A lot of them would no doubt have chosen to die gloriously in battle and some risking surrender. But I think that with the sea behind their backs in both countries together with some knowledge of seafaring, coupled with the recent discoveries of rock art on the island of Terceira in the Azores as well as knowing that there were the lands of Norway, Sweden and Denmark within a few days sailing distance, I've always felt it doesn't make sense to simply ignore the opportunity for the few remaining Celts left and presumably their families to not try to survive somehow.

Be very interested to hear any thoughts and suggestions as to what might have happened in the Nordic countries, especially if anyone is into satellite archaeology....

Thanks :)

Petter A
Medlem
Inlägg: 23
Blev medlem: 15 jan 2015 18:10
Ort: Frankfurt

Re: Celtic Historia

Inlägg av Petter A » 08 jun 2018 19:01

Celtmists skrev:But I think that with the sea behind their backs in both countries together with some knowledge of seafaring, coupled with the recent discoveries of rock art on the island of Terceira in the Azores as well as knowing that there were the lands of Norway, Sweden and Denmark within a few days sailing distance, I've always felt it doesn't make sense to simply ignore the opportunity for the few remaining Celts left and presumably their families to not try to survive somehow.
Jag håller inte riktigt med antagandena bakom det här påståendet.
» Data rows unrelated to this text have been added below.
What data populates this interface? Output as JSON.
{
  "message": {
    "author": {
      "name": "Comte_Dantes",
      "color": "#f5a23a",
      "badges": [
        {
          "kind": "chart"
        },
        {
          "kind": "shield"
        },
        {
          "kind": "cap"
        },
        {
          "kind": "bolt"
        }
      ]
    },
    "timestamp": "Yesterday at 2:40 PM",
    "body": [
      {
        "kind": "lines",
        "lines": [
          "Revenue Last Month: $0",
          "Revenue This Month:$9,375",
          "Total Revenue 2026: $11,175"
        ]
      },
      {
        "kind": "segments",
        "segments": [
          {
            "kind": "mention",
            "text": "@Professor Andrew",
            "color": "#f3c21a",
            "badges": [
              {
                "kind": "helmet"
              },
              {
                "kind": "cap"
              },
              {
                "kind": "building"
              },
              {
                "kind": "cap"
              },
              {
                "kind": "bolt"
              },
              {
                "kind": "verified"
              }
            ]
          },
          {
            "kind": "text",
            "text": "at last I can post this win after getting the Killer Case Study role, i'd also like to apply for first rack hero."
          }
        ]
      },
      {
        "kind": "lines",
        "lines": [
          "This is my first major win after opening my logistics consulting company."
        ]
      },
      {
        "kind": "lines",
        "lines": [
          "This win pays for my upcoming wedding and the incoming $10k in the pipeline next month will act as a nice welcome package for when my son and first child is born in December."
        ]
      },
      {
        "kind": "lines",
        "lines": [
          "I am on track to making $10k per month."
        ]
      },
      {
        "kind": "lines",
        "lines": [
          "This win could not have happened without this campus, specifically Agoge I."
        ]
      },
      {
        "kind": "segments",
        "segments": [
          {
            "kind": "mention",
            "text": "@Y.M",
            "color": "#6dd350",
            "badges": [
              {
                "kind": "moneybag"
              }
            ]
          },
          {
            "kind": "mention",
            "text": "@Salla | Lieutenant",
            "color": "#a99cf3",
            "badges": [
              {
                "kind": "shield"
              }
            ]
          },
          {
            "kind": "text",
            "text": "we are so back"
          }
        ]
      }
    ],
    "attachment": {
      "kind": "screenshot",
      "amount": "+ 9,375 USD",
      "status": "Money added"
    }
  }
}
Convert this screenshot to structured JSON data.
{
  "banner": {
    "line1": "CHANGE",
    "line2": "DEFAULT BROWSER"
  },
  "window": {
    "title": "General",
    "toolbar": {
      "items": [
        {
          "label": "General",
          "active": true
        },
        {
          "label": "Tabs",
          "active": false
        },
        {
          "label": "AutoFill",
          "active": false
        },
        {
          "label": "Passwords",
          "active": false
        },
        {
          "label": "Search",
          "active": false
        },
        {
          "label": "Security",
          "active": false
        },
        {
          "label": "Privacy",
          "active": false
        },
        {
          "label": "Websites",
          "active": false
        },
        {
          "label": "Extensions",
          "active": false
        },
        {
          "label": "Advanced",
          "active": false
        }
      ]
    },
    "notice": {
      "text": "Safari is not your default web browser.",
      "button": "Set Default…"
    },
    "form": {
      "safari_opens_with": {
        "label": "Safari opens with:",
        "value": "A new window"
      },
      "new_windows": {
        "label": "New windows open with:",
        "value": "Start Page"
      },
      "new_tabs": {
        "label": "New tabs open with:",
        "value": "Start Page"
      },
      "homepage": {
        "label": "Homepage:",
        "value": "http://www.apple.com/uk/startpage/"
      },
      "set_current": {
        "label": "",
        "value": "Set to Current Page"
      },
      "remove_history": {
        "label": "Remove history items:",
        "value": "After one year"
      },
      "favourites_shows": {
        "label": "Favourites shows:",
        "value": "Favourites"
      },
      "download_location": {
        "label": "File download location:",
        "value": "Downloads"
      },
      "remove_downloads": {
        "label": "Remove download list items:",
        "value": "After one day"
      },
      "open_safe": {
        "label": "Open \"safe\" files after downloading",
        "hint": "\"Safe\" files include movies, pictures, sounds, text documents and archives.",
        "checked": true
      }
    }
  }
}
För det första finns ju nog Europas keltiska befolkning kvar - den var enormt vidsträckt, från Irland till Anatolien. Några få talar dessutom ännu de keltiska språken, även om de flesta keltiska språk har försvunnit, vilket är en helt naturlig process. Iriska och skotsk gäliska trängdes undan först nyligen i historien, utan själva människorna flyttade någonstans. Romanska språk kom att dominera genom romarriket, men befolkningen var ju fortfarande densamma. Och vad är skillnaden mellan en kelt och german rent genetiskt, till exempel? Om germanerna härstammar från Danmark eller Södra Sverige, kan ju endast de som bor där räknas som "riktiga" germaner - germanerna på kontinenten har antagligen bott sida vid sida med och assimilerat ett stort antal kelter, så att de idag inte kan skiljas från varandra. Om "germaner" ersatte "kelter" i England blir ju därmed bara en språklig fråga.

Säkert reste kelter till Skandinavien och andra delar av Europa, med tanke på att de redan befolkade stora delar av Europa. Men deras nederlag mot romarna eller germanerna har knappast något med saken att göra. Politiken ändrade bara språkförhållandena till kelternas nackdel.

liljen
Medlem
Inlägg: 451
Blev medlem: 10 aug 2007 16:44
Ort: småland

Re: Celtic Historia

Inlägg av liljen » 25 aug 2018 09:26

Om man utgår ifrån premissen som verkar vara en kärntes här att kelterna skulle ha känt sig så undanträngda och hotade både existensiellt och kulturellt att de var beredda att utvandra till nya marker dyker för mig frågan upp om när Shetlandsöarna, Orkenyöarna, Färöarna och framförallt Island bosattes för första gången?
Kan kelter från framförallt Irland ha sökt sig dit?
Island ska ju ha varit bebott av enstaka irländska eremitmunkar innan vikingar kom dit har jag hört talas om, men om man tänker sig att en keltisk bosättning etablerades där betydligt tidigare så kan denna ha dukat under t.ex. 500-talet som hade ett väldigt hårt och klimat åtminstone i Sverige. Finns det något som helst stöd för en sådan hypotes?